• Research,

Grand Paris EUR FRAPP

Graduate School

Published on December 4, 2023 Updated on February 1, 2024

This graduate school is based on the premise that French is an international language, a shared commodity, and a cultural good, not only for France and its neighbors, but also for a large number of former colonies and outposts of French influence abroad. When compared to other multilingual countries, plural francophone societies offer a prism through which we can explore the politics of language, the geopolitics of power, and biopolitical issues crucial to Europe today, such as migration and the rise of nationalism.

The object of study is nothing less than our university's relationship with its region–a diverse melting pot on the outskirts of a world capital–and how it can participate in the local educational dynamic, while contributing to the global scientific conversation around the politics of language, north-south relations, and the inequalities inherited from France's colonial past.

Our solid foundation of decades of excellence in francophone studies have made our university the hub of a major international network of high-level research and intensive discussions at the graduate and postgraduate levels, thanks to joint degrees and PhD programs.

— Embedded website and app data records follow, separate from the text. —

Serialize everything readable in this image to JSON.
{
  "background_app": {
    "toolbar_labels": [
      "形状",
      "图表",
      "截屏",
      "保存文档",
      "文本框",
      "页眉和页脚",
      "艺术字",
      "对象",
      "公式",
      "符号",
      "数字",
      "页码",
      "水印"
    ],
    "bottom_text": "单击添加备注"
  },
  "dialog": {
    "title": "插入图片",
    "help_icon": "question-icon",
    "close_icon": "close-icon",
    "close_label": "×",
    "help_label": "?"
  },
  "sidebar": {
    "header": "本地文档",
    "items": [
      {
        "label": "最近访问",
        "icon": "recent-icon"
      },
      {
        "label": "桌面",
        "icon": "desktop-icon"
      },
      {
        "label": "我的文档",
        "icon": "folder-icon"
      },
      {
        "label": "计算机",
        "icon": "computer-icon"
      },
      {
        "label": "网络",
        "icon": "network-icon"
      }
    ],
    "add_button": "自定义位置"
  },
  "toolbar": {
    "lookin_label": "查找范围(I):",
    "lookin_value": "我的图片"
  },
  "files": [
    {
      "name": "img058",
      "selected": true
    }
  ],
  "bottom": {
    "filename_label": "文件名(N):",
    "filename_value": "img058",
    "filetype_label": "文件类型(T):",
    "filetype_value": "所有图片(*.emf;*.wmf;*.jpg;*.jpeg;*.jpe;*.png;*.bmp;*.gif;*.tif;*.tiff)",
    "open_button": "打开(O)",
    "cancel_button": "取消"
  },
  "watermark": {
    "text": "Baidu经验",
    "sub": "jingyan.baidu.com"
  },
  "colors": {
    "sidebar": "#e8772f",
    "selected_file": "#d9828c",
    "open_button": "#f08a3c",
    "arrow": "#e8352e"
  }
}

The FRAPP Graduate School will build on this foundation through an emerging interdisciplinary framework. Known as "Transformations, Inequalities, Resistances", the framework, which is a strategic priority for UPEC, has fostered unprecedented levels of cooperation among experts in areas such as literature, linguistics, foreign languages, geography, history, philosophy, law, economics, political science, and sociology. These experts all focus their research on power dynamics in a globalized world, and pay particular attention to the educational needs of their students on a local level. We also see tremendous value in investing our resources in the mobility of promising international students from the global south.

Our aim is to offer students unique opportunities to acquire critical, scientific skills as early as the undergraduate level, so they can develop an interest in interdisciplinary research and conduct their own projects. Individualized study programs will include internships in local laboratories or institutions abroad. We are building on existing partnerships with institutions in the Paris region, French research institutes abroad, and universities in the Americas, Africa, and Asia to establish a strong research and study network from which our students will benefit.

Our aim is not limited to the scientific impacts of these agreements, as beneficial as they may be. By training master's and PhD students to develop a keen understanding of the politics of language and geopolitical contexts, we hope to make them aware of intersectionality and the many power dynamics that they are likely to encounter in their professional experiences, whether in academia, teaching, international organizations, local authorities, NGOs, or associations.

We believe that our programs will provide the ethical and international relations skills necessary for sharing francophonie as a shared commodity that can be used to decolonize minds.

Our approach has the support of a consortium of partners in Paris, such as the Musée du Quai Branly and INALCO (Institut National des Langues et Cultures Orientales), and partners with international reach such as the AUF (Agence Universitaire de la Francophonie) and the IRD (Institut de Recherche pour le Développement). They will contribute to our programs and provide our students with internship opportunities and professional prospects.

Funding: €5.95 million

Graduate Schools

Graduate schools are designed to enable each university campus to enhance the impact and international appeal of its programs and research in one or more scientific fields. Graduate schools work with research bodies and offer master's and PhD programs, as well as host one or more high-level research laboratories.